Show simple item record

dc.contributorRobert Sloan Program Manageren_US
dc.contributor.authorKenneth Regan Principal Investigatoren_US
dc.datestart 09/15/1999en_US
dc.dateexpiration 08/31/2002en_US
dc.date.accessioned2014-04-02T18:16:15Z
dc.date.available2014-04-02T18:16:15Z
dc.date.issued2014-04-02
dc.identifier9821040en_US
dc.identifier.urihttp://hdl.handle.net/10477/22370
dc.descriptionGrant Amount: $ 178529en_US
dc.description.abstractThis project extends the "Polynomial Method" in computational complexity theory to involve polynomial ideas and algebraic geometry. The attraction is that the latter concepts are hard enough to surmount the "Natural Proofs" obstacle to progress on lower bounds, yet are still part of a natural and important body mathematics. The Grobner theory of polynomial ideas shows regard in which the permanent function is more complex than the determinant, and combining it with an idea analogous to Hastad's method of restrictions shows promise of separating the permanent's complexity class #P from the NC hierarchy. The project also aims to quantify the computational significance of non-uniformity in circuit classes, growing out from the tightening the "Size-expansion tradeoffs" on circuits for natural computational problems obtained by the PI, determining whether the "Natural Proofs" framework carries over irom polynomial to quasilinear tine, and extending work by Forthnow on quasi-linear size circuit classes. The objective of this work is to increase scientific knowledge about the intrinsic cost of computational problems, which is important to researchers in many fields.en_US
dc.titleLow-Level Complexity and Hard Conceptsen_US
dc.typeNSF Granten_US

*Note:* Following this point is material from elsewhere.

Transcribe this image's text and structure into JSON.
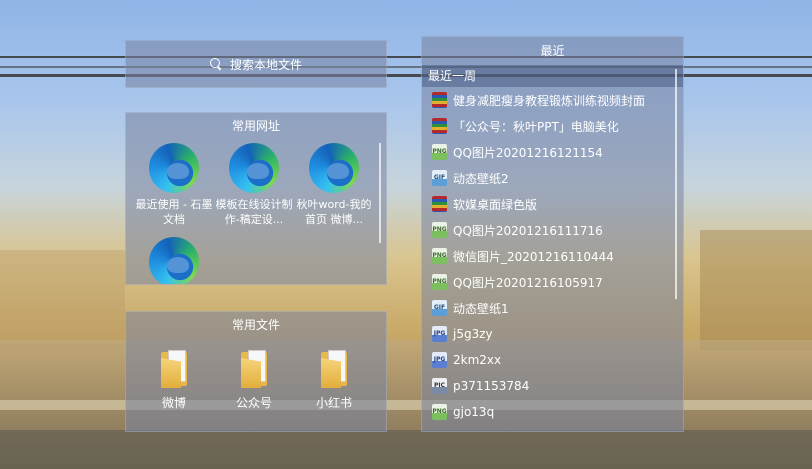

Files in this item

Thumbnail
Thumbnail

This item appears in the following Collection(s)

Show simple item record